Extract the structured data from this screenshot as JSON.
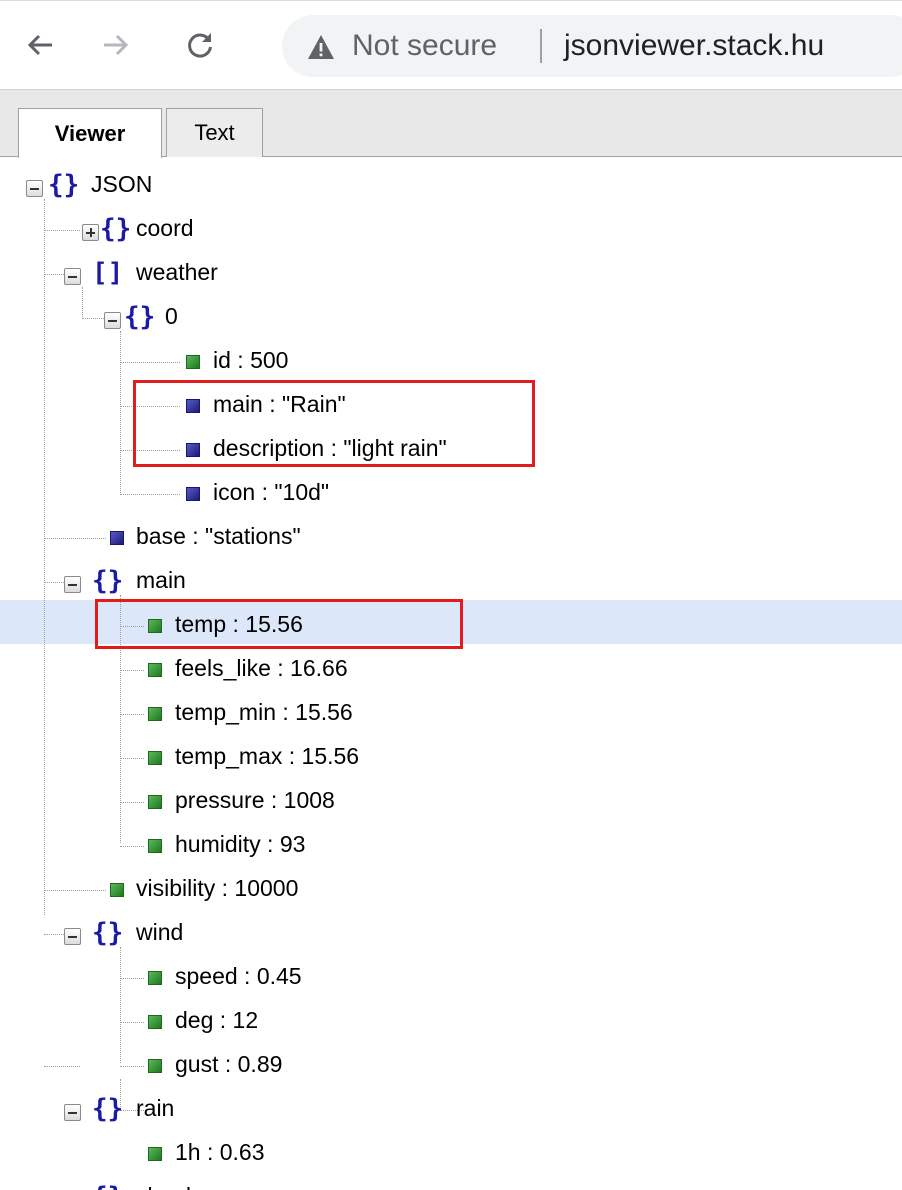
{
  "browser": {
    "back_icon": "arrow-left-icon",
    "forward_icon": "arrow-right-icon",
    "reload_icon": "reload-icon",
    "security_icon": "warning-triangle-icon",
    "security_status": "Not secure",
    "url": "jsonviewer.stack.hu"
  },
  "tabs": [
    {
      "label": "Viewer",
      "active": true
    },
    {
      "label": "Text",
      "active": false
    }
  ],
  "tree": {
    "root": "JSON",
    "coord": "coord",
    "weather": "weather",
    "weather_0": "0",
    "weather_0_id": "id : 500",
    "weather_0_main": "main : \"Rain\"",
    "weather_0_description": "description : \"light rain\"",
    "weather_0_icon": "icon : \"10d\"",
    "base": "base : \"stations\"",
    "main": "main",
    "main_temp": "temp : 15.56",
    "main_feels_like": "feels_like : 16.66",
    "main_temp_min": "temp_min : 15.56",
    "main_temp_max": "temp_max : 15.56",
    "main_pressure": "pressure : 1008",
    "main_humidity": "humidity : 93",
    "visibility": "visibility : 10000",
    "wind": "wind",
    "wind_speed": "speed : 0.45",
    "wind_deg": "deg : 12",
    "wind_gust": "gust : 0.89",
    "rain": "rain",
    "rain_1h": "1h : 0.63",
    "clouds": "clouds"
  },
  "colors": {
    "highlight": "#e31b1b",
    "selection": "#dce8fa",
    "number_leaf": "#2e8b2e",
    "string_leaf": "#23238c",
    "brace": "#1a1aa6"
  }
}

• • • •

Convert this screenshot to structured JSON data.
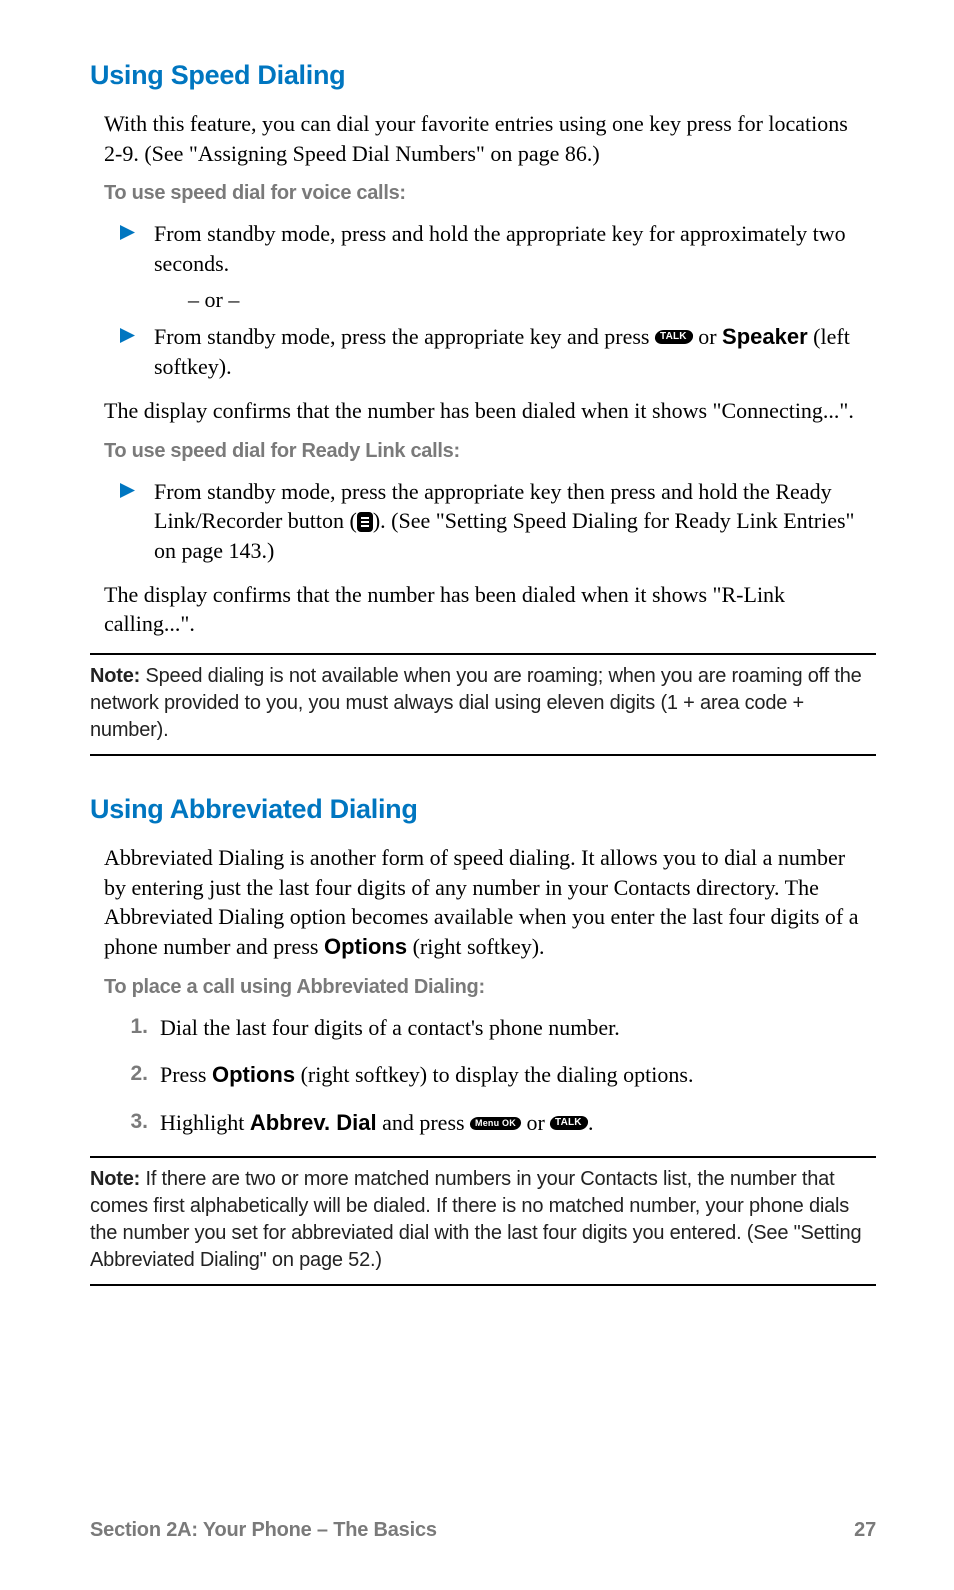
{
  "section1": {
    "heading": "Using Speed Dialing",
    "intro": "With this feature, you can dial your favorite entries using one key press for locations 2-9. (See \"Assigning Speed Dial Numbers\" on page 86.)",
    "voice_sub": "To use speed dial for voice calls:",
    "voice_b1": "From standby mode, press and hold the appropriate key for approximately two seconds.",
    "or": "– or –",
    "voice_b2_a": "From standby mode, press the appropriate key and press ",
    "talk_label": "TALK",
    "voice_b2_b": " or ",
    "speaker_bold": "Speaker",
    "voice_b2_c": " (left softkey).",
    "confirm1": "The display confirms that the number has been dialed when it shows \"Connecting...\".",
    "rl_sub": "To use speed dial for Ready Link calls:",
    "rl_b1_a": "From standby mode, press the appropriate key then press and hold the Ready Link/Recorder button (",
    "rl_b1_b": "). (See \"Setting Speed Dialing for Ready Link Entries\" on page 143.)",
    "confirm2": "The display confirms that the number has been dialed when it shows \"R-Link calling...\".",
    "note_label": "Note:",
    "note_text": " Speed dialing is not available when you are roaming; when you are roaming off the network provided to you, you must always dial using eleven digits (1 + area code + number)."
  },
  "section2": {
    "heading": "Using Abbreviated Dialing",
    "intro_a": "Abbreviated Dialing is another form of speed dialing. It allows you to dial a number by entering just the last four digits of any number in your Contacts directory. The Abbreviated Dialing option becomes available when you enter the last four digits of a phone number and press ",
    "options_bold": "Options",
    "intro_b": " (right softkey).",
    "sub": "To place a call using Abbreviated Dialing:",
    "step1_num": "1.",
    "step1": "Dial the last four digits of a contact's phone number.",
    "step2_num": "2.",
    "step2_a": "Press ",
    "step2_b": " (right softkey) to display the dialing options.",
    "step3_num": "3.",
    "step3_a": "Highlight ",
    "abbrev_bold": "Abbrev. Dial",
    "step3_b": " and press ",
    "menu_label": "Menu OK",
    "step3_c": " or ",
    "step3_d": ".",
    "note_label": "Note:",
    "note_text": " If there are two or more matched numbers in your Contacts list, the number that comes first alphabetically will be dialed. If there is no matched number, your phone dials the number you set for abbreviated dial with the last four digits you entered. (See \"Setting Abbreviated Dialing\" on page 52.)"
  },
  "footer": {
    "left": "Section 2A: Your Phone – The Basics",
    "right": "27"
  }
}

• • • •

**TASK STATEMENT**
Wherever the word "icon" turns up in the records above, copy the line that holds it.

**TASK RESULT**
    "back_icon": "arrow-left-icon",
    "forward_icon": "arrow-right-icon",
    "reload_icon": "reload-icon",
    "security_icon": "warning-triangle-icon",
    "weather_0_icon": "icon : \"10d\"",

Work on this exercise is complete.